Pipe design for improved particle distribution and improved wear
This thesis describes the use of swirl-inducing pipes in water and water/mixture flows, with a particular emphasis on production of swirl before a bend. The author takes ideas for imparting swirling action to particle laden liquids which have occurred in one form or another throughout the 20th Century. The aim of the project was to reduce wear and produce better particle distribution throughout a bend. In the present investigation two methods were used in the examination of swirl-inducing pipes, namely experimental and numerical. The experimental method made use of a Swirly-flo pipe, which is normally found in marine boilers and is used to improve heat exchanger efficiency. The Swirly-flo was then placed onto an experimental test rig, which was specifically designed to provide insight into the use of swirl-inducing pipes.

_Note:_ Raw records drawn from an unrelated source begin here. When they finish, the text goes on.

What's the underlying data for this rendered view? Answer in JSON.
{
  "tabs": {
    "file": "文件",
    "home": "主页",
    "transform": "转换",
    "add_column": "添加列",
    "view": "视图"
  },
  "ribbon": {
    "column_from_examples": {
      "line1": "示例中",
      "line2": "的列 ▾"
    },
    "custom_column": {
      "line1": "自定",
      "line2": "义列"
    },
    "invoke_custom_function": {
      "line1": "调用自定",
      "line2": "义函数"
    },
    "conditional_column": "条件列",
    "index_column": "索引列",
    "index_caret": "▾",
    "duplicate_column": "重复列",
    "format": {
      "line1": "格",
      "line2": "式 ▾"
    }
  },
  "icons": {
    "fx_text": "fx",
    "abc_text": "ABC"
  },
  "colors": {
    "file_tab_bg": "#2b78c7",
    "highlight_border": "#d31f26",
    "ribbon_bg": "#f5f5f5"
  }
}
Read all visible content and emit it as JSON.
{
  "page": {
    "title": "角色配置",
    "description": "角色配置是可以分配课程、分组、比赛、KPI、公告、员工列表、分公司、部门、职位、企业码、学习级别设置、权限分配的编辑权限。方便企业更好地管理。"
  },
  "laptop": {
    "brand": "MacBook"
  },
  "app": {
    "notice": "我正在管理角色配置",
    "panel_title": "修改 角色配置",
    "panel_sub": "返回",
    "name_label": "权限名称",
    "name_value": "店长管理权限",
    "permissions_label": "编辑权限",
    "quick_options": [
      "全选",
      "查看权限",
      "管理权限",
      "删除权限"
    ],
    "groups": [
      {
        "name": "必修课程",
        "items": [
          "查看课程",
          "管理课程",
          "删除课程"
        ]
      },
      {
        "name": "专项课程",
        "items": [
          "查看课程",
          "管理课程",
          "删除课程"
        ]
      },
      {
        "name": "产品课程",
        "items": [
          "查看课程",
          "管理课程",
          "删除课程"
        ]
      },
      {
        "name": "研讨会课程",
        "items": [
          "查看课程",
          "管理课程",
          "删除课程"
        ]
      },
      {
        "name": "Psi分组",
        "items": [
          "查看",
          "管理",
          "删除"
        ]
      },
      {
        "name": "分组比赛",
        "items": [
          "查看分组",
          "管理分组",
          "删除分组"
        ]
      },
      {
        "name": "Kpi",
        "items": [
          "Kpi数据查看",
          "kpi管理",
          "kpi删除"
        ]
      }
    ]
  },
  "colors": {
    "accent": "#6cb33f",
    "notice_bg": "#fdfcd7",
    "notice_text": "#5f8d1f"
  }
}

The numerical method came from a commercial Computational Fluid Dynamics (C.F.D.) package which allowed the author to examine various shapes for pipes and provided information on the flow fields in a swirl-inducing pipe. From the experimental results it was shown that swirling the flow before a bend produced less pressure drop across the bend than non-swirling flow. However, the Swirly-flo pipe produced a greater pressure loss across its length than the standard pipe. By swirling the particles before the bend the particles were more evenly distributed throughout the bend, which has the potential to remove the characteristic wear zones. Computational Fluid Dynamics was used to investigate various Swirly-flo designs. These studies indicated that the optimum pitch to diameter ratio was shown to be 8 for a constant pitch Swirly-flo pipe, which was consistent with previous work.